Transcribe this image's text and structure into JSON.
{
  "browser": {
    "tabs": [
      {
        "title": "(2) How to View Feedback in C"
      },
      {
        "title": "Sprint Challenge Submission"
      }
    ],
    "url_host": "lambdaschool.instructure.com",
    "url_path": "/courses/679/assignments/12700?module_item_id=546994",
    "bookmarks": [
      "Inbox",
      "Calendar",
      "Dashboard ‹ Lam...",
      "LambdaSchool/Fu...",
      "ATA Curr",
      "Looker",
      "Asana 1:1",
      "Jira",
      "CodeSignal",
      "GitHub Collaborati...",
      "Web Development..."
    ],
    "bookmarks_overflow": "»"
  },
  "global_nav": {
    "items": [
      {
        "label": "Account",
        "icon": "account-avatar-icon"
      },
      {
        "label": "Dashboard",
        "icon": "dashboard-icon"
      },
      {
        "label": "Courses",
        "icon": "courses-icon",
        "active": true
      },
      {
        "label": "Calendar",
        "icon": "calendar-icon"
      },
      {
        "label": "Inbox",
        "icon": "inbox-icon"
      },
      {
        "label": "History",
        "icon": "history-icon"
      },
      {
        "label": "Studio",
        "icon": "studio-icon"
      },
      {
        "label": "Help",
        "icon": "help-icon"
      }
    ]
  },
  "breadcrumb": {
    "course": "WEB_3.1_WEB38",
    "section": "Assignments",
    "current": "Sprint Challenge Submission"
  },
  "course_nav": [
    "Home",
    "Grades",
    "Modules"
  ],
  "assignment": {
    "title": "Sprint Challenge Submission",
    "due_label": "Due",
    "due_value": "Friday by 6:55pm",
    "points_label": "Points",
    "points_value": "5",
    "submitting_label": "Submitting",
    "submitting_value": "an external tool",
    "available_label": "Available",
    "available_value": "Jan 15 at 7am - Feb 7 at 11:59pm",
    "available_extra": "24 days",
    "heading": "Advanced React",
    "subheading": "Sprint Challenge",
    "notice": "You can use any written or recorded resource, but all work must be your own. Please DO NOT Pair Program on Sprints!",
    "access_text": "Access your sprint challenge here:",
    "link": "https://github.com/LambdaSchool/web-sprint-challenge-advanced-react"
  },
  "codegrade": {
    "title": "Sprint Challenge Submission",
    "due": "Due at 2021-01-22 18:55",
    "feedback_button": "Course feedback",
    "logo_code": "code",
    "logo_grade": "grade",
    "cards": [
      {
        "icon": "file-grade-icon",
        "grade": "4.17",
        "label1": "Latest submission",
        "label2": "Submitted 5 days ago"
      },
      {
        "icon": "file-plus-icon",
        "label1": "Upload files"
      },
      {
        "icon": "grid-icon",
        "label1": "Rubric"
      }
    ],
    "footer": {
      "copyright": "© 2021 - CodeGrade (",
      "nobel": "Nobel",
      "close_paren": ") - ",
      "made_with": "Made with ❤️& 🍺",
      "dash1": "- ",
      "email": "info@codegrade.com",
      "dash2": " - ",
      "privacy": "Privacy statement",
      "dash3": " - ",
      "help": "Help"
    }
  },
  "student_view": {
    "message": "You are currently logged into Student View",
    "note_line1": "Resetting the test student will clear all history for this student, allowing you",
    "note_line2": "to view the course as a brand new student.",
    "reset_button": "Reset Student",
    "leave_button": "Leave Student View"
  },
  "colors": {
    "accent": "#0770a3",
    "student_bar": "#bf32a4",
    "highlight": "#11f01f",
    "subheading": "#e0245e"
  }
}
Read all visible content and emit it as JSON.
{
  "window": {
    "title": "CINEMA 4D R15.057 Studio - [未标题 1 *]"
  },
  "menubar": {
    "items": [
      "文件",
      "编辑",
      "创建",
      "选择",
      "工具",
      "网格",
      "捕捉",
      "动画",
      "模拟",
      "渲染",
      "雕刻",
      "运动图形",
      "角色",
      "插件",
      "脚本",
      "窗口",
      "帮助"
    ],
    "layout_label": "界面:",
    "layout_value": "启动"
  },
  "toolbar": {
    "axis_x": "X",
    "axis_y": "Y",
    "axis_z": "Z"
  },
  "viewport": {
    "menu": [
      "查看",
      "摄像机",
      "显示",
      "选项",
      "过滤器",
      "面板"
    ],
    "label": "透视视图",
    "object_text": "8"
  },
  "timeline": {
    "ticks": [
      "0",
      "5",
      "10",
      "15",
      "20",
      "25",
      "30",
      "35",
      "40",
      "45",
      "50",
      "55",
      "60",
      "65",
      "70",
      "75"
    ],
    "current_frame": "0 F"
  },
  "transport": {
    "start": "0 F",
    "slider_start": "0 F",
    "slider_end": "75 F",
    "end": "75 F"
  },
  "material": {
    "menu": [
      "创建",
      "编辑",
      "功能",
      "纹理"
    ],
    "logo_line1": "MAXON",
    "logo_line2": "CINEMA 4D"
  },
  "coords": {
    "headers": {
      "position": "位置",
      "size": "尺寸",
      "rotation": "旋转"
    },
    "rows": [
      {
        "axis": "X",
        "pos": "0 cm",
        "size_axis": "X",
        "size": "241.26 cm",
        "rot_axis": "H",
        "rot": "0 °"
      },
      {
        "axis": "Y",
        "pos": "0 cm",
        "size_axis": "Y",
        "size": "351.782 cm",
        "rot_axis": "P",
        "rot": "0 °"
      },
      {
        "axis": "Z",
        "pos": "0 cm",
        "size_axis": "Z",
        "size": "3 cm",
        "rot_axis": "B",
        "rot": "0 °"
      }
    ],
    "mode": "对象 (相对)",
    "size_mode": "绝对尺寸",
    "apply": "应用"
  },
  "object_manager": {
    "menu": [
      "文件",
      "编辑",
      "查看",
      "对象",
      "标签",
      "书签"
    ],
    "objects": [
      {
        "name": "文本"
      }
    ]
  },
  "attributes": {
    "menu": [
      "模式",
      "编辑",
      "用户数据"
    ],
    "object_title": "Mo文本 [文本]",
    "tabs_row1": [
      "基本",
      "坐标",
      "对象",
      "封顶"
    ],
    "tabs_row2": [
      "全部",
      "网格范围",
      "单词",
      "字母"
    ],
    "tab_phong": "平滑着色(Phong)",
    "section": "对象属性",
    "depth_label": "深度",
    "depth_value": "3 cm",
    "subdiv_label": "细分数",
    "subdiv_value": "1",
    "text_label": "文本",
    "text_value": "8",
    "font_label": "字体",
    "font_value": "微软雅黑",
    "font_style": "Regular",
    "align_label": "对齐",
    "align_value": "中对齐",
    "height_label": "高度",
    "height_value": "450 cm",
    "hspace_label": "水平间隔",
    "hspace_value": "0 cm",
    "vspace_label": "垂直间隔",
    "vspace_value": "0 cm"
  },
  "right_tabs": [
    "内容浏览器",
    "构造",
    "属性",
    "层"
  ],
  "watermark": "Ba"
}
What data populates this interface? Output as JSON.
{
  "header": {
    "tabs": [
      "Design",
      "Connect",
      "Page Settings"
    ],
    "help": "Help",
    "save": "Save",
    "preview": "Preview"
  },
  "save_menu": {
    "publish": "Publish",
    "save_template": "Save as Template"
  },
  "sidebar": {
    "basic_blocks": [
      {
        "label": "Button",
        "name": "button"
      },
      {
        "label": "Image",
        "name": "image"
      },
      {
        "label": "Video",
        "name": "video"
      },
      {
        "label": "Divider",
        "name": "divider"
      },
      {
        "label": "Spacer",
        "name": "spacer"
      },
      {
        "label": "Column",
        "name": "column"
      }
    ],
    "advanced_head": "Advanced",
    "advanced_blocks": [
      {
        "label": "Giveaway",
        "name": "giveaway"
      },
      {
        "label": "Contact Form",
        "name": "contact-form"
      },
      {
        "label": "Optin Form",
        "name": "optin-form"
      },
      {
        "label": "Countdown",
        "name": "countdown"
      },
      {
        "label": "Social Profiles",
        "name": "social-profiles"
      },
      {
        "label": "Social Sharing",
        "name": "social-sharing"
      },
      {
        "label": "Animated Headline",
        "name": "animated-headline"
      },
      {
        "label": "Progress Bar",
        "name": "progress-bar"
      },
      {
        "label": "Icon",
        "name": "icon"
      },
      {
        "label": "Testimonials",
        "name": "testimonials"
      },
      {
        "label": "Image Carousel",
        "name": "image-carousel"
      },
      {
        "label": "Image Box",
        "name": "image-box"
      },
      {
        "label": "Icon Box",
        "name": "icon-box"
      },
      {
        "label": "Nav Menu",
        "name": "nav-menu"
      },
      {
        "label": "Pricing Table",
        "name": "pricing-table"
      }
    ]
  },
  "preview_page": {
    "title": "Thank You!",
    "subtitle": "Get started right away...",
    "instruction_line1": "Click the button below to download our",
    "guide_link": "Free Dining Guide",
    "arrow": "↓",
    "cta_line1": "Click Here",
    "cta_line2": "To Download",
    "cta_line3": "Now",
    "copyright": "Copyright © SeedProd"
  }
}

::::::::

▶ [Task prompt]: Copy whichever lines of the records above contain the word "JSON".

▶ [Answer to the problem]:
Transcribe this image's text and structure into JSON.
Read all visible content and emit it as JSON.
What data populates this interface? Output as JSON.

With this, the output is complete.